I came back from Austin sick as a dog. . . Z-pack, liquids, green tea, and a couple of days off. . . I just worked enough to finish this one.  The swans are like beautiful and fatal ghosts of death for me, black flowers floating on an icy and mortal sea.

Published in: on March 17, 2010 at 11:28 pm  Comments (1)  
Tags: , , ,

Hudson King

Hudson King

There was no shortage of hobos in New York City during The Depression.  Along the Hudson River, there were were hobo jungles almost the full length of Manhattan.  These were some of the nation’s most dangerous camps, though not just because of hobos.  The waterfront harbored any number of criminal enterprises, of which hobos were the least menacing.  In Herbert Asbury’s Gangs of New York, the template for the Scorsese film, but far better and more historically accurate, he describes gangs, hobos and off-the-boat Irish, being conscripted to the Union Army before their legs had even adjusted to dry land.  The resentment of the Irish at being sent to war to “ostensibly” free the slaves, iginited a racial hatred so virulent it gave way to the “Draft Riots,” where drunken Irish idiots lynched Blacks all over New York City.  It is a shameful chapter in the Irish-American story.

The first hobos were  byproduct of The Civil War.  At the war’s bloody end, an estimated 300,000 men were without work and took to the rails and boats to find jobs to feed themselves.  We often think of “migrant workers” as Mexican or Latin Americans when, in fact, most of our ancestors were migrant workers, coming by boat or train, and even on foot, to find more opportunity.

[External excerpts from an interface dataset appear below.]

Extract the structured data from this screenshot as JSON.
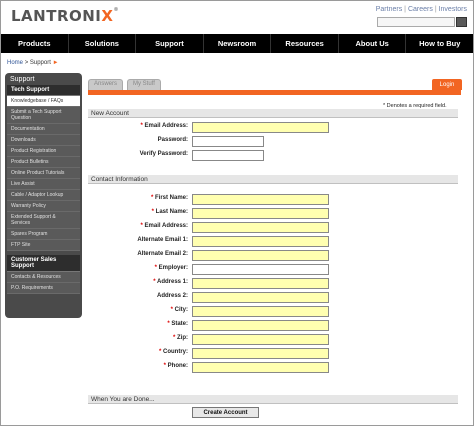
{
  "header": {
    "logo_main": "LANTRONI",
    "logo_x": "X",
    "logo_tm": "®",
    "toplinks": [
      "Partners",
      "Careers",
      "Investors"
    ],
    "separator": "|"
  },
  "nav": [
    "Products",
    "Solutions",
    "Support",
    "Newsroom",
    "Resources",
    "About Us",
    "How to Buy"
  ],
  "breadcrumb": {
    "home": "Home",
    "sep": ">",
    "current": "Support",
    "arrow": "►"
  },
  "sidebar": {
    "title": "Support",
    "group1_head": "Tech Support",
    "group1_items": [
      "Knowledgebase / FAQs",
      "Submit a Tech Support Question",
      "Documentation",
      "Downloads",
      "Product Registration",
      "Product Bulletins",
      "Online Product Tutorials",
      "Live Assist",
      "Cable / Adaptor Lookup",
      "Warranty Policy",
      "Extended Support & Services",
      "Spares Program",
      "FTP Site"
    ],
    "group2_head": "Customer Sales Support",
    "group2_items": [
      "Contacts & Resources",
      "P.O. Requirements"
    ]
  },
  "tabs": {
    "answers": "Answers",
    "my_stuff": "My Stuff",
    "login": "Login"
  },
  "required_note": "* Denotes a required field.",
  "sections": {
    "new_account": "New Account",
    "contact_info": "Contact Information",
    "done": "When You are Done..."
  },
  "fields": {
    "email": {
      "label": "Email Address:",
      "required": true
    },
    "password": {
      "label": "Password:",
      "required": false
    },
    "verify": {
      "label": "Verify Password:",
      "required": false
    },
    "first": {
      "label": "First Name:",
      "required": true
    },
    "last": {
      "label": "Last Name:",
      "required": true
    },
    "email2": {
      "label": "Email Address:",
      "required": true
    },
    "alt1": {
      "label": "Alternate Email 1:",
      "required": false
    },
    "alt2": {
      "label": "Alternate Email 2:",
      "required": false
    },
    "employer": {
      "label": "Employer:",
      "required": true
    },
    "addr1": {
      "label": "Address 1:",
      "required": true
    },
    "addr2": {
      "label": "Address 2:",
      "required": false
    },
    "city": {
      "label": "City:",
      "required": true
    },
    "state": {
      "label": "State:",
      "required": true
    },
    "zip": {
      "label": "Zip:",
      "required": true
    },
    "country": {
      "label": "Country:",
      "required": true
    },
    "phone": {
      "label": "Phone:",
      "required": true
    }
  },
  "star": "*",
  "submit_label": "Create Account"
}
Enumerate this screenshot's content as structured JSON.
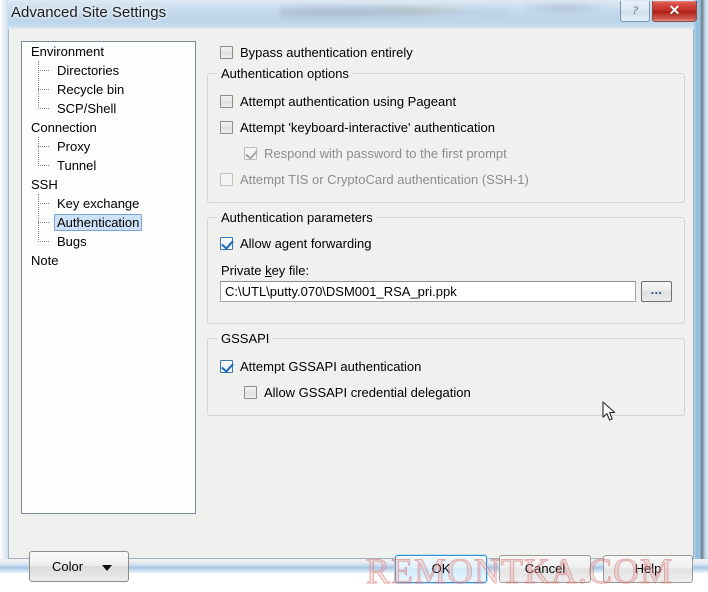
{
  "window": {
    "title": "Advanced Site Settings",
    "help_button_glyph": "?",
    "close_button_glyph": "✕"
  },
  "sidebar": {
    "items": [
      {
        "label": "Environment",
        "level": 0,
        "selected": false
      },
      {
        "label": "Directories",
        "level": 1,
        "selected": false
      },
      {
        "label": "Recycle bin",
        "level": 1,
        "selected": false
      },
      {
        "label": "SCP/Shell",
        "level": 1,
        "selected": false
      },
      {
        "label": "Connection",
        "level": 0,
        "selected": false
      },
      {
        "label": "Proxy",
        "level": 1,
        "selected": false
      },
      {
        "label": "Tunnel",
        "level": 1,
        "selected": false
      },
      {
        "label": "SSH",
        "level": 0,
        "selected": false
      },
      {
        "label": "Key exchange",
        "level": 1,
        "selected": false
      },
      {
        "label": "Authentication",
        "level": 1,
        "selected": true
      },
      {
        "label": "Bugs",
        "level": 1,
        "selected": false
      },
      {
        "label": "Note",
        "level": 0,
        "selected": false
      }
    ]
  },
  "main": {
    "bypass": {
      "label": "Bypass authentication entirely",
      "checked": false,
      "disabled": false
    },
    "auth_options": {
      "title": "Authentication options",
      "checkboxes": [
        {
          "label": "Attempt authentication using Pageant",
          "checked": false,
          "disabled": false,
          "indent": 0
        },
        {
          "label": "Attempt 'keyboard-interactive' authentication",
          "checked": false,
          "disabled": false,
          "indent": 0
        },
        {
          "label": "Respond with password to the first prompt",
          "checked": true,
          "disabled": true,
          "indent": 1
        },
        {
          "label": "Attempt TIS or CryptoCard authentication (SSH-1)",
          "checked": false,
          "disabled": true,
          "indent": 0
        }
      ]
    },
    "auth_parameters": {
      "title": "Authentication parameters",
      "agent_forwarding": {
        "label": "Allow agent forwarding",
        "checked": true,
        "disabled": false
      },
      "private_key_label_pre": "Private ",
      "private_key_label_accel": "k",
      "private_key_label_post": "ey file:",
      "private_key_value": "C:\\UTL\\putty.070\\DSM001_RSA_pri.ppk",
      "browse_label": "..."
    },
    "gssapi": {
      "title": "GSSAPI",
      "checkboxes": [
        {
          "label": "Attempt GSSAPI authentication",
          "checked": true,
          "disabled": false,
          "indent": 0
        },
        {
          "label": "Allow GSSAPI credential delegation",
          "checked": false,
          "disabled": false,
          "indent": 1
        }
      ]
    }
  },
  "footer": {
    "color_label": "Color",
    "ok_label": "OK",
    "cancel_label": "Cancel",
    "help_label": "Help"
  },
  "watermark": {
    "text": "REMONTKA.COM"
  },
  "colors": {
    "accent": "#2e8fd6",
    "selection": "#cde2f7",
    "checkmark": "#1b67b5",
    "close_red": "#c22f26",
    "watermark": "#d67878",
    "disabled_text": "#8d8d8d"
  }
}
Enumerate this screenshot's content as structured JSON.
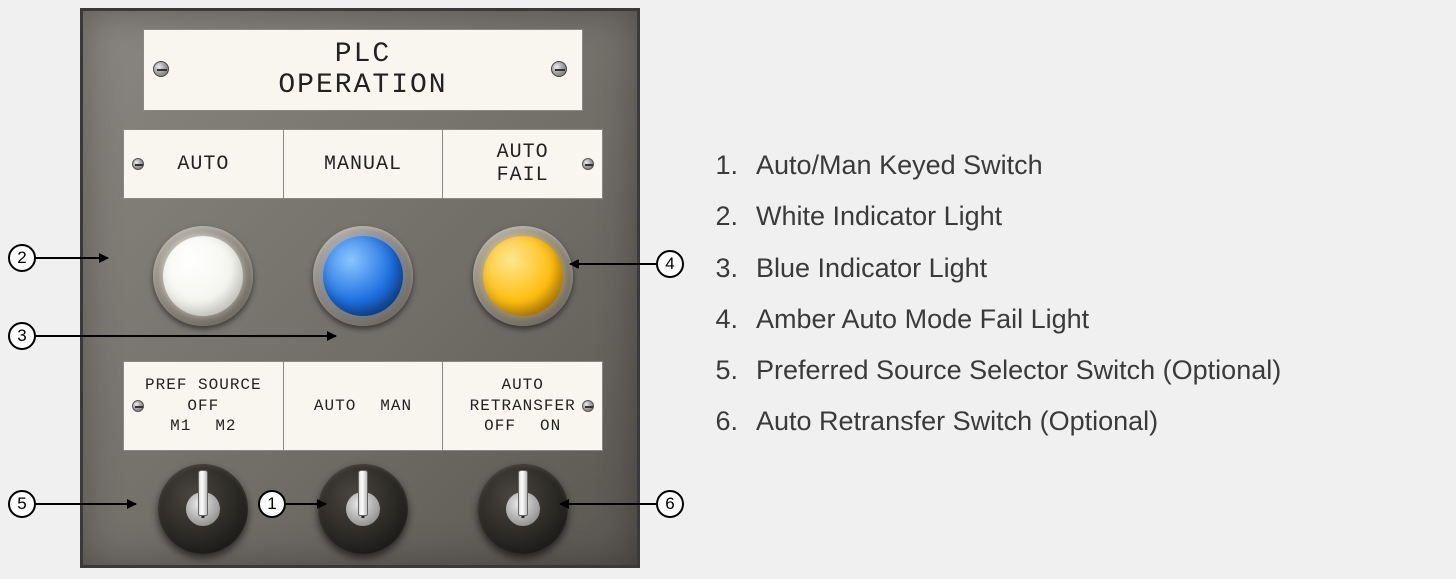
{
  "panel": {
    "title_line1": "PLC",
    "title_line2": "OPERATION",
    "top_labels": {
      "auto": "AUTO",
      "manual": "MANUAL",
      "auto_fail_line1": "AUTO",
      "auto_fail_line2": "FAIL"
    },
    "bottom_labels": {
      "pref_source_line1": "PREF SOURCE",
      "pref_source_line2": "OFF",
      "pref_source_m1": "M1",
      "pref_source_m2": "M2",
      "auto_man_auto": "AUTO",
      "auto_man_man": "MAN",
      "retransfer_line1": "AUTO",
      "retransfer_line2": "RETRANSFER",
      "retransfer_off": "OFF",
      "retransfer_on": "ON"
    }
  },
  "callouts": {
    "n1": "1",
    "n2": "2",
    "n3": "3",
    "n4": "4",
    "n5": "5",
    "n6": "6"
  },
  "legend": [
    {
      "num": "1.",
      "text": "Auto/Man Keyed Switch"
    },
    {
      "num": "2.",
      "text": "White Indicator Light"
    },
    {
      "num": "3.",
      "text": "Blue Indicator Light"
    },
    {
      "num": "4.",
      "text": "Amber Auto Mode Fail Light"
    },
    {
      "num": "5.",
      "text": "Preferred Source Selector Switch (Optional)"
    },
    {
      "num": "6.",
      "text": "Auto Retransfer Switch (Optional)"
    }
  ]
}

A movie I saw recently (and was in) kind of summed this up.  In Steven Conrad’s wonderful, The Promotion, an eager-beaver assistant store manager, played by Sean William Scott, and a Canadian goofball, played by John C. Reilly, are competeing for the same job as manager of a new grocery store.  They undercut and connive in order to best one another for the postion.  At one point, they are sitting together, somewhat contrite over the lengths they went to in order to get this job, and Reilly looks at his co-worker and says, “We’re all just out here, trying to get some food.”   It’s that simple. . .and it’s that complicated.  What we will do in order to keep eating isn not always our better selves. It is a lesson so old, it feels new.  In this economy, we hear the echoes of hungry people from The Civil War, The Great Depression and The Dust Bowl.  Of course, we are not enduring anything like these events, but we are seeing hungry people in our cities and towns.  And in America, this is shameful.

%d bloggers like this: